The Diablo MK14 is still fully programmable and, like the Six Pack MK13, the modes are laser etched onto the body the light. They’re a bit small, but you can access them by simply clicking the on/off button and letting the light cycle to the desired setting.
There are several base modes with high, medium and low beams, a series of flashing options for daytime road riding, and you can also access the company’s unique Tap technology. This is lets you toggle through the high and low beams by just tapping the side of the light – you don’t have to remove it from the mount. There are three sensitivity settings, but I find you sometimes have to tap the light twice to get it to power down. However, if you fancy staying old-school, the light also comes with a bar-mounted remote, and you can Bluetooth this to the light using the SYNC App. The App also allows you to modify the run time in 30min jumps in all the different modes, which is a roundabout way of powering it down.
As we’ve mentioned, this latest Diablo MK14 puts out a maximum of 2,000 lumens from its three LEDs, but its run time is just over an hour, which really isn’t enough for any serious trail riding. However, if you’re running this with an additional handlebar light, we’d actually recommend extending the Diablo’s run time, because you really don’t need 2,000 Lumens on your head.
Due to its smaller battery size, the Diablo MK14 charges quicker than the Six Pack, but it’s still slow compared to some. There’s a fuel gauge built into the on/off switch, which you can’t see when riding, but it does start flashing when it dips below 10%. You can also open the App to see the run time as a percentage figure.
The Diablo MK14 has a slightly narrower spot beam than the Exposure Zenith we tested a year ago and this really cuts through the glare of a bar light, allowing you to see obstacles on the trails or round corners. The three LEDs offers incredible clarity and produce a clean, white light that is great for picking out detail, even when there is a lot of fog or mist on the trail.

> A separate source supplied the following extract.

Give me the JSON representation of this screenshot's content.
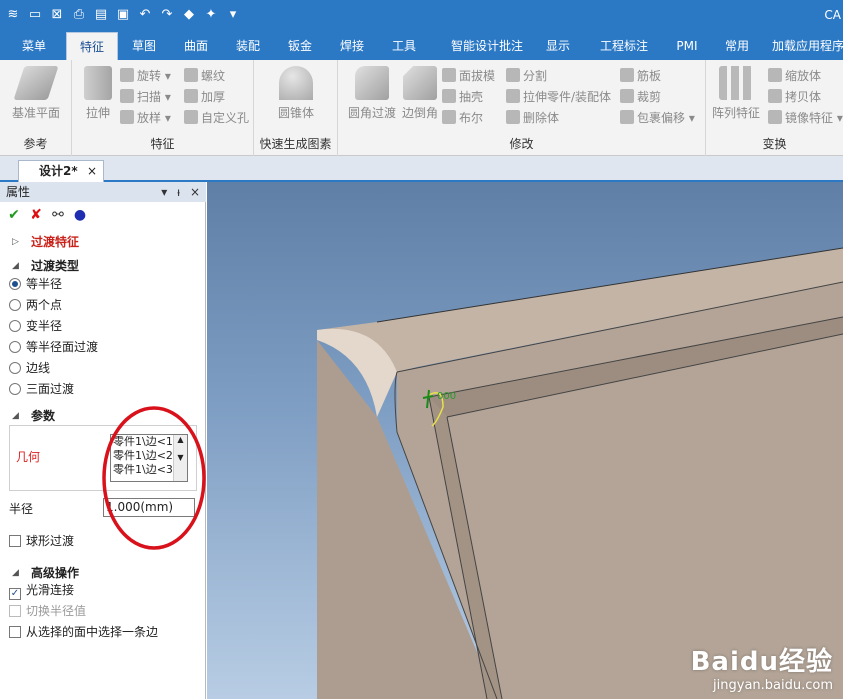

Some seasoned night riders put all their eggs in one basket and run a really powerful light like the Magicshine Monteer 12,000 up top. I find a cable and that much weight on the helmet can be unsettling, and having all the light high-up also creates a bit of ‘white out’ that stops you from seeing surface texture, leading to the potential of reading the trail wrong. The Diablo MK14 is a small light that packs a mighty punch and is the perfect foil to a similar powered bar light. It is also lower profile, and Exposure’s vent mount lets you position it below the crown of the helmet improving clearance.
Although it’s seen a price hike, the Diablo MK14 does run brighter for just about the same amount of time. You’ll need to run this with a bar light for serious off-road night laps, but with the mode options available and custom programmability through the SYNC app, you can slice it any way you want. It’s bright, lightweight, low-profile and, knowing Exposure, will still be going strong in a decade, about the same time we’ll be seeing the Mk24!